>>>

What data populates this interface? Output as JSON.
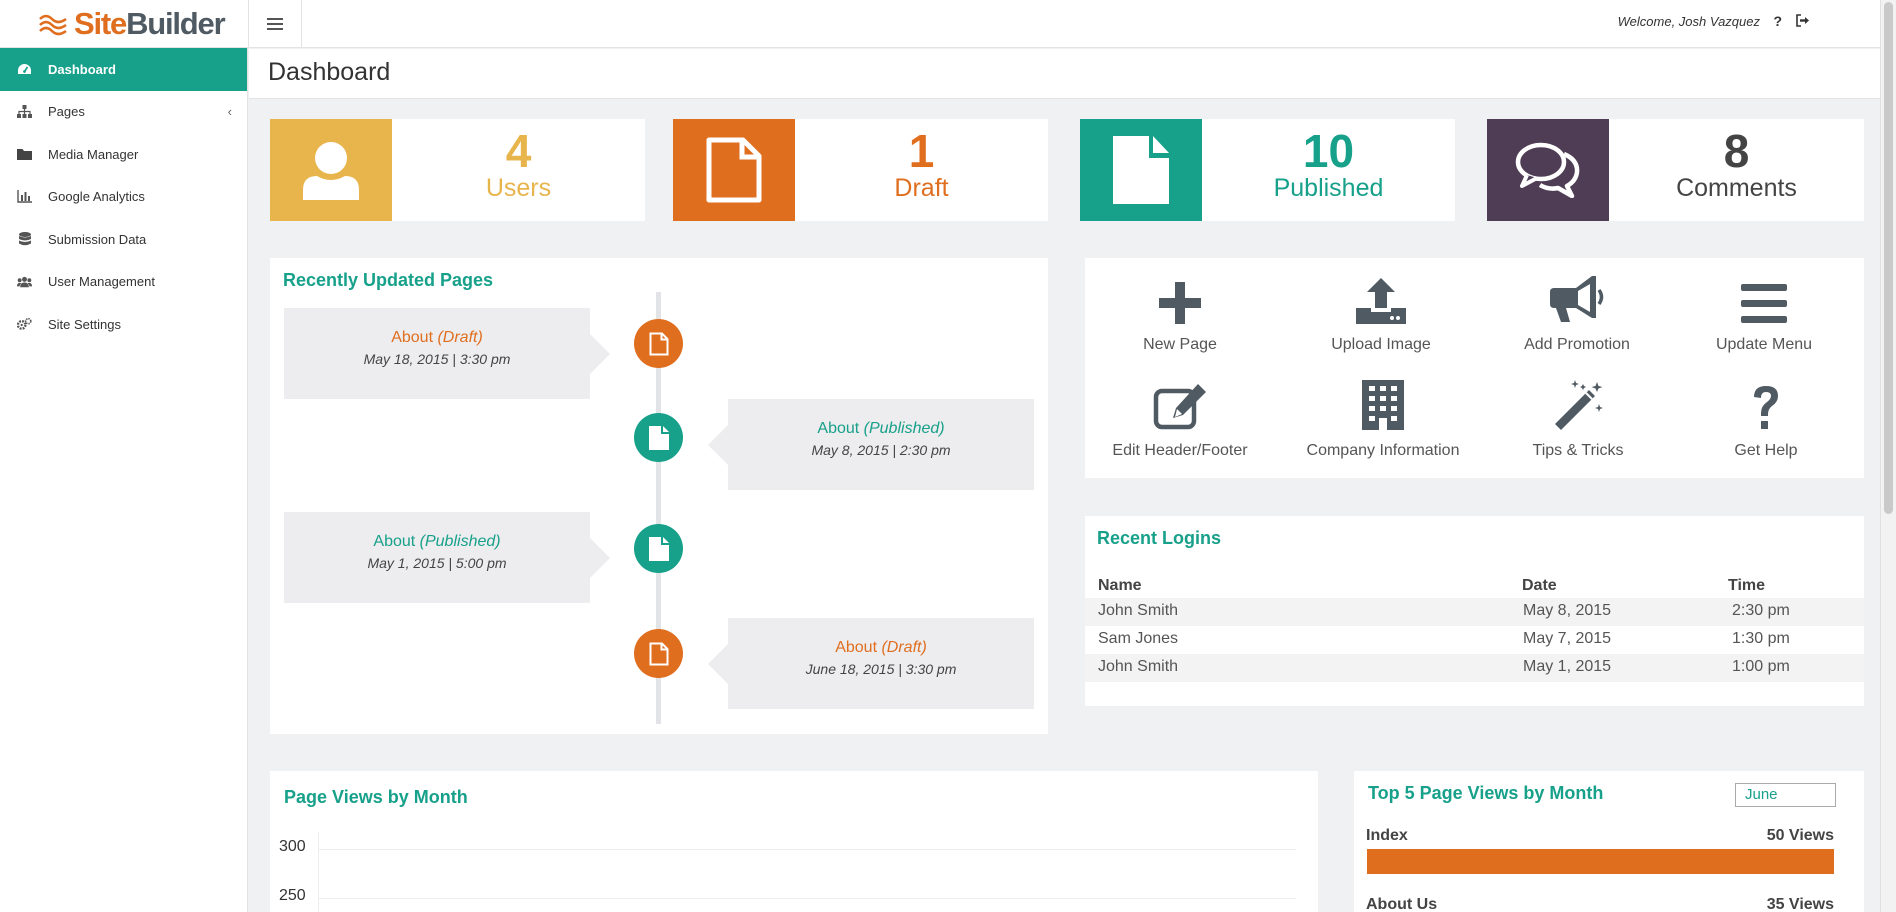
{
  "brand": {
    "name_part1": "Site",
    "name_part2": "Builder",
    "accent": "#e06e1f",
    "teal": "#17a08a"
  },
  "header": {
    "welcome": "Welcome,  Josh Vazquez",
    "help_icon": "?",
    "icons": [
      "hamburger-icon",
      "help-icon",
      "logout-icon"
    ]
  },
  "sidebar": {
    "items": [
      {
        "label": "Dashboard",
        "icon": "dashboard-icon",
        "active": true
      },
      {
        "label": "Pages",
        "icon": "sitemap-icon",
        "chevron": "‹"
      },
      {
        "label": "Media Manager",
        "icon": "folder-icon"
      },
      {
        "label": "Google Analytics",
        "icon": "bar-chart-icon"
      },
      {
        "label": "Submission Data",
        "icon": "database-icon"
      },
      {
        "label": "User Management",
        "icon": "users-icon"
      },
      {
        "label": "Site Settings",
        "icon": "gears-icon"
      }
    ]
  },
  "page": {
    "title": "Dashboard"
  },
  "stats": [
    {
      "number": "4",
      "label": "Users",
      "color": "#e8b54d",
      "icon": "user-icon"
    },
    {
      "number": "1",
      "label": "Draft",
      "color": "#e06e1f",
      "icon": "file-outline-icon"
    },
    {
      "number": "10",
      "label": "Published",
      "color": "#17a08a",
      "icon": "file-icon"
    },
    {
      "number": "8",
      "label": "Comments",
      "color": "#4e3d54",
      "icon": "comments-icon"
    }
  ],
  "recent_pages": {
    "title": "Recently Updated Pages",
    "items": [
      {
        "name": "About ",
        "status": "(Draft)",
        "date": "May 18, 2015 | 3:30 pm"
      },
      {
        "name": "About ",
        "status": "(Published)",
        "date": "May 8, 2015 | 2:30 pm"
      },
      {
        "name": "About ",
        "status": "(Published)",
        "date": "May 1, 2015 | 5:00 pm"
      },
      {
        "name": "About ",
        "status": "(Draft)",
        "date": "June 18, 2015 | 3:30 pm"
      }
    ]
  },
  "quick_actions": [
    {
      "label": "New Page",
      "icon": "plus-icon"
    },
    {
      "label": "Upload Image",
      "icon": "upload-icon"
    },
    {
      "label": "Add Promotion",
      "icon": "megaphone-icon"
    },
    {
      "label": "Update Menu",
      "icon": "menu-bars-icon"
    },
    {
      "label": "Edit Header/Footer",
      "icon": "edit-icon"
    },
    {
      "label": "Company Information",
      "icon": "building-icon"
    },
    {
      "label": "Tips & Tricks",
      "icon": "magic-wand-icon"
    },
    {
      "label": "Get Help",
      "icon": "question-icon"
    }
  ],
  "recent_logins": {
    "title": "Recent Logins",
    "columns": [
      "Name",
      "Date",
      "Time"
    ],
    "rows": [
      [
        "John Smith",
        "May 8, 2015",
        "2:30 pm"
      ],
      [
        "Sam Jones",
        "May 7, 2015",
        "1:30 pm"
      ],
      [
        "John Smith",
        "May 1, 2015",
        "1:00 pm"
      ]
    ]
  },
  "page_views": {
    "title": "Page Views by Month",
    "y_ticks": [
      "300",
      "250"
    ]
  },
  "top5": {
    "title": "Top 5 Page Views by Month",
    "month_select": "June",
    "items": [
      {
        "name": "Index",
        "views": "50 Views",
        "fraction": 1.0
      },
      {
        "name": "About Us",
        "views": "35 Views"
      }
    ]
  }
}
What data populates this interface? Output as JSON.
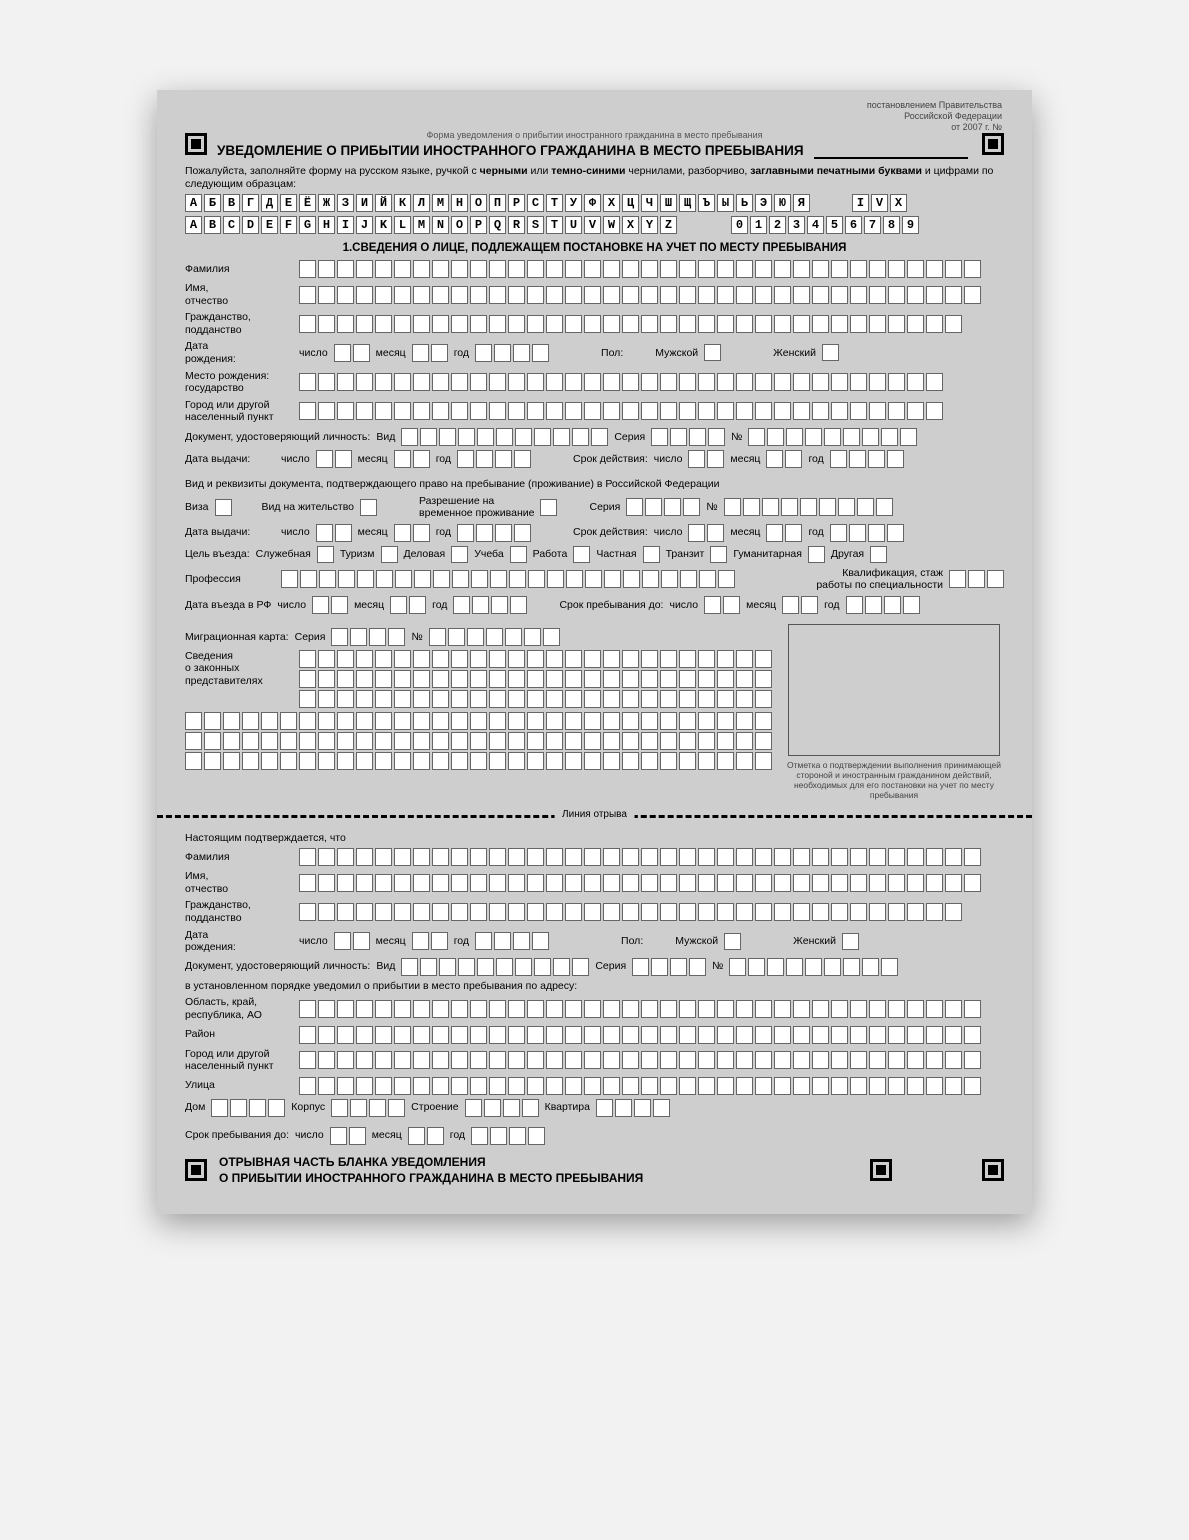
{
  "gov": {
    "l1": "постановлением Правительства",
    "l2": "Российской Федерации",
    "l3": "от                          2007 г.  №"
  },
  "form_note": "Форма уведомления о прибытии иностранного гражданина в место пребывания",
  "form_title": "УВЕДОМЛЕНИЕ О ПРИБЫТИИ ИНОСТРАННОГО ГРАЖДАНИНА В МЕСТО ПРЕБЫВАНИЯ",
  "instruction": {
    "prefix": "Пожалуйста, заполняйте форму на русском языке, ручкой с ",
    "b1": "черными",
    "mid1": " или ",
    "b2": "темно-синими",
    "mid2": " чернилами, разборчиво, ",
    "b3": "заглавными печатными буквами",
    "suffix": " и цифрами по следующим образцам:"
  },
  "sample_ru": "АБВГДЕЁЖЗИЙКЛМНОПРСТУФХЦЧШЩЪЫЬЭЮЯ",
  "sample_en": "ABCDEFGHIJKLMNOPQRSTUVWXYZ",
  "sample_ivx": "IVX",
  "sample_digits": "0123456789",
  "section1_title": "1.СВЕДЕНИЯ О ЛИЦЕ, ПОДЛЕЖАЩЕМ ПОСТАНОВКЕ НА УЧЕТ ПО МЕСТУ ПРЕБЫВАНИЯ",
  "labels": {
    "surname": "Фамилия",
    "name_patr": "Имя,\nотчество",
    "citizenship": "Гражданство,\nподданство",
    "dob_prefix": "Дата\nрождения:",
    "day": "число",
    "month": "месяц",
    "year": "год",
    "sex": "Пол:",
    "male": "Мужской",
    "female": "Женский",
    "birth_country": "Место рождения:\nгосударство",
    "city": "Город или другой\nнаселенный пункт",
    "id_doc": "Документ, удостоверяющий личность:",
    "type": "Вид",
    "series": "Серия",
    "number": "№",
    "issue_date": "Дата выдачи:",
    "validity": "Срок действия:",
    "stay_doc_h": "Вид и реквизиты документа, подтверждающего право на пребывание (проживание) в Российской Федерации",
    "visa": "Виза",
    "residence": "Вид на жительство",
    "temp_res": "Разрешение на\nвременное проживание",
    "purpose": "Цель въезда:",
    "p_service": "Служебная",
    "p_tourism": "Туризм",
    "p_business": "Деловая",
    "p_study": "Учеба",
    "p_work": "Работа",
    "p_private": "Частная",
    "p_transit": "Транзит",
    "p_human": "Гуманитарная",
    "p_other": "Другая",
    "profession": "Профессия",
    "qualification": "Квалификация, стаж\nработы по специальности",
    "entry_date": "Дата въезда в РФ",
    "stay_until": "Срок пребывания до:",
    "mig_card": "Миграционная карта:",
    "reps": "Сведения\nо законных\nпредставителях",
    "box_note": "Отметка о подтверждении выполнения принимающей стороной и иностранным гражданином действий, необходимых для его постановки на учет по месту пребывания",
    "tear": "Линия отрыва",
    "confirm": "Настоящим подтверждается, что",
    "notified": "в установленном порядке уведомил о прибытии в место пребывания по адресу:",
    "region": "Область, край,\nреспублика, АО",
    "district": "Район",
    "street": "Улица",
    "house": "Дом",
    "korpus": "Корпус",
    "building": "Строение",
    "apt": "Квартира",
    "foot1": "ОТРЫВНАЯ ЧАСТЬ БЛАНКА УВЕДОМЛЕНИЯ",
    "foot2": "О ПРИБЫТИИ ИНОСТРАННОГО ГРАЖДАНИНА В МЕСТО ПРЕБЫВАНИЯ"
  }
}
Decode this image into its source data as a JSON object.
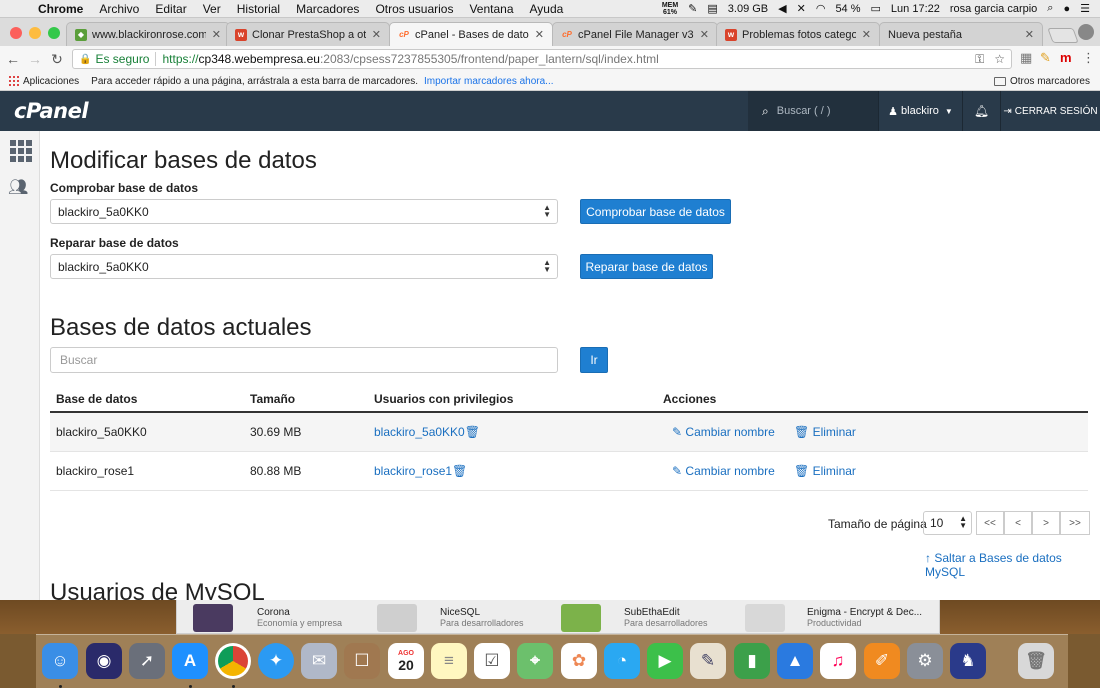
{
  "menubar": {
    "app": "Chrome",
    "items": [
      "Archivo",
      "Editar",
      "Ver",
      "Historial",
      "Marcadores",
      "Otros usuarios",
      "Ventana",
      "Ayuda"
    ],
    "mem_top": "MEM",
    "mem_bottom": "61%",
    "storage": "3.09 GB",
    "battery": "54 %",
    "clock": "Lun 17:22",
    "user": "rosa garcia carpio"
  },
  "tabs": [
    {
      "title": "www.blackironrose.com/adm",
      "color": "#5a9e3a",
      "glyph": "w"
    },
    {
      "title": "Clonar PrestaShop a otra cu",
      "color": "#d9432b",
      "glyph": "w"
    },
    {
      "title": "cPanel - Bases de datos de M",
      "color": "#ff6c2c",
      "glyph": "cP",
      "active": true
    },
    {
      "title": "cPanel File Manager v3",
      "color": "#ff6c2c",
      "glyph": "cP"
    },
    {
      "title": "Problemas fotos categorías",
      "color": "#d9432b",
      "glyph": "w"
    },
    {
      "title": "Nueva pestaña",
      "color": "",
      "glyph": ""
    }
  ],
  "address": {
    "secure_label": "Es seguro",
    "protocol": "https://",
    "host": "cp348.webempresa.eu",
    "path": ":2083/cpsess7237855305/frontend/paper_lantern/sql/index.html"
  },
  "bookmarks": {
    "apps": "Aplicaciones",
    "hint": "Para acceder rápido a una página, arrástrala a esta barra de marcadores.",
    "import": "Importar marcadores ahora...",
    "other": "Otros marcadores"
  },
  "cpanel": {
    "logo": "cPanel",
    "search_placeholder": "Buscar ( / )",
    "user": "blackiro",
    "logout": "CERRAR SESIÓN"
  },
  "page": {
    "title": "Modificar bases de datos",
    "check_label": "Comprobar base de datos",
    "check_value": "blackiro_5a0KK0",
    "check_button": "Comprobar base de datos",
    "repair_label": "Reparar base de datos",
    "repair_value": "blackiro_5a0KK0",
    "repair_button": "Reparar base de datos",
    "current_title": "Bases de datos actuales",
    "search_placeholder": "Buscar",
    "go_button": "Ir",
    "columns": [
      "Base de datos",
      "Tamaño",
      "Usuarios con privilegios",
      "Acciones"
    ],
    "rows": [
      {
        "db": "blackiro_5a0KK0",
        "size": "30.69 MB",
        "user": "blackiro_5a0KK0",
        "rename": "Cambiar nombre",
        "delete": "Eliminar"
      },
      {
        "db": "blackiro_rose1",
        "size": "80.88 MB",
        "user": "blackiro_rose1",
        "rename": "Cambiar nombre",
        "delete": "Eliminar"
      }
    ],
    "page_size_label": "Tamaño de página",
    "page_size": "10",
    "pager": [
      "<<",
      "<",
      ">",
      ">>"
    ],
    "jump_link": "Saltar a Bases de datos MySQL",
    "next_section": "Usuarios de MySQL"
  },
  "store": [
    {
      "name": "Corona",
      "category": "Economía y empresa"
    },
    {
      "name": "NiceSQL",
      "category": "Para desarrolladores"
    },
    {
      "name": "SubEthaEdit",
      "category": "Para desarrolladores"
    },
    {
      "name": "Enigma - Encrypt & Dec...",
      "category": "Productividad"
    }
  ],
  "dock": {
    "calendar_month": "AGO",
    "calendar_day": "20"
  }
}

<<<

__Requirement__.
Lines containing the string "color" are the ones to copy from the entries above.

__Solution__.
      "color": "#e8b54d",
      "color": "#e06e1f",
      "color": "#17a08a",
      "color": "#4e3d54",
      "color": "#5a9e3a",
      "color": "#d9432b",
      "color": "#ff6c2c",
      "color": "#ff6c2c",
      "color": "#d9432b",
      "color": "",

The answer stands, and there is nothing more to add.